    You can set up your home server to act as a proxy server and route your internet traffic through it. That being said, proxy servers don’t offer the privacy or security of a VPN. So even if you do decide to use a proxy server, you should consider using a VPN together with it as well.

    1. Enhance your gaming experience

    You can run multiplayer games from your own server instead of using the one offered by game developers. Since the game is hosted on your home server, you should experience better performance and fewer connectivity issues. On top of that, you can customize the game to your liking as well.

    What equipment do you need to set up a home server? 

    Home Server

    Contrary to popular belief, setting up a home server does not have to be expensive or difficult. In fact, you probably have at least some, if not all, of the things needed to get started. And even if you don’t, a basic server build won’t set you back more than a few hundred dollars. Here’s everything you need:

    • Computer or server;
    • Internet connection;
    • Network router;
    • Ethernet (CAT5) cable.

    How to set up a home server

    The complexity of the setup depends on what you’re going to use it for. Each of the server functions mentioned above may require different configurations and even different hardware. That being said, the following three steps apply to all home server builds, no matter what you’re going to use the server for.

    Step 1. Get the hardware

    You can repurpose an old computer you no longer use. It doesn’t have to be powerful, so don’t be afraid to use an older machine. Some old devices may need minor hardware upgrades, but you can get used parts in most cases, so you definitely won’t be breaking the bank.

    Even if you don’t have an old computer to repurpose, you can get a used desktop computer or a budget home server for less than a few hundred dollars. If you really want to turn it into a project, you can buy parts and build the whole thing from scratch, but it can be a bit more costly than getting a used computer to act as a home server.

    Step 2. Choose the operating system

    There are loads of OS (Operating Systems) to choose from for a home server. If you used Windows all your life and don’t feel like changing, go ahead and use Windows. Just bear in mind Windows OS isn’t free, while Linux and Ubuntu are, and both are great free alternatives for all-around use.

    On top of that, there are free operating systems that may be a perfect fit for specific applications. For example, FreeNAS is great for getting the whole family involved, while Unraid may just be the best choice for gamers. 

    Step 3. Start setting up

    The setup process for your own home server can be vastly different depending on the operating system and how you intend to use it. There are too many options to count, so you will need to do your own digging once you figure out what you’re going for. Then again, it wouldn’t be a good project if you didn’t need to do a little bit of research on your own.
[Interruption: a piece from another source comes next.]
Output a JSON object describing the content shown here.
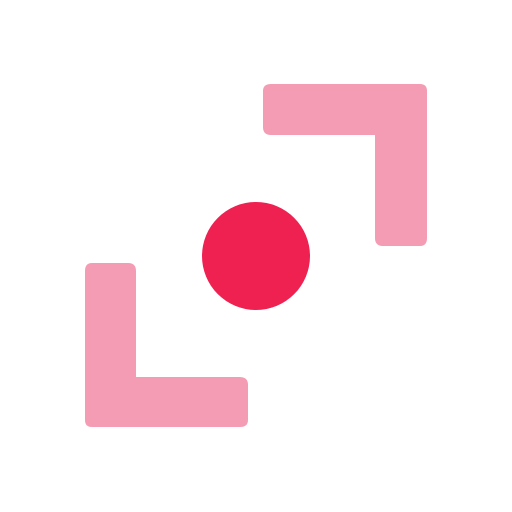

    Time to build a server at home

    Building your own server is a great first project if you’re interested in tech. It’s relatively easy, affordable, and actually useful. 

    Home servers are a great way to ensure your files are backed up, and you won’t need to worry about losing them if your other devices break. Managing your smart home becomes a lot easier as well. So don’t hesitate — start building a server today! But if you merely wanted a VPN for your home, Surfshark is a good choice.

    Keep your traffic safe and private with a VPN

    Get Surfshark


    What is a home server used for?

    Storage and file sharing are the main uses for home servers. But they can also be used for home automation, hosting websites, increasing the performance of your computer, and even for gaming.

    Do home servers need a lot of RAM?

    The amount of RAM you need for a home server depends on the tasks that you’re going to perform on it. Some may run just fine with 4GB of RAM, and you should be more than set with 8GB for basic applications. 

    Is a home server expensive?

    Servers can get pretty expensive if you want the best, most powerful thing out there. However, basic home servers can cost next to nothing, since you can reuse your old computer to set it up.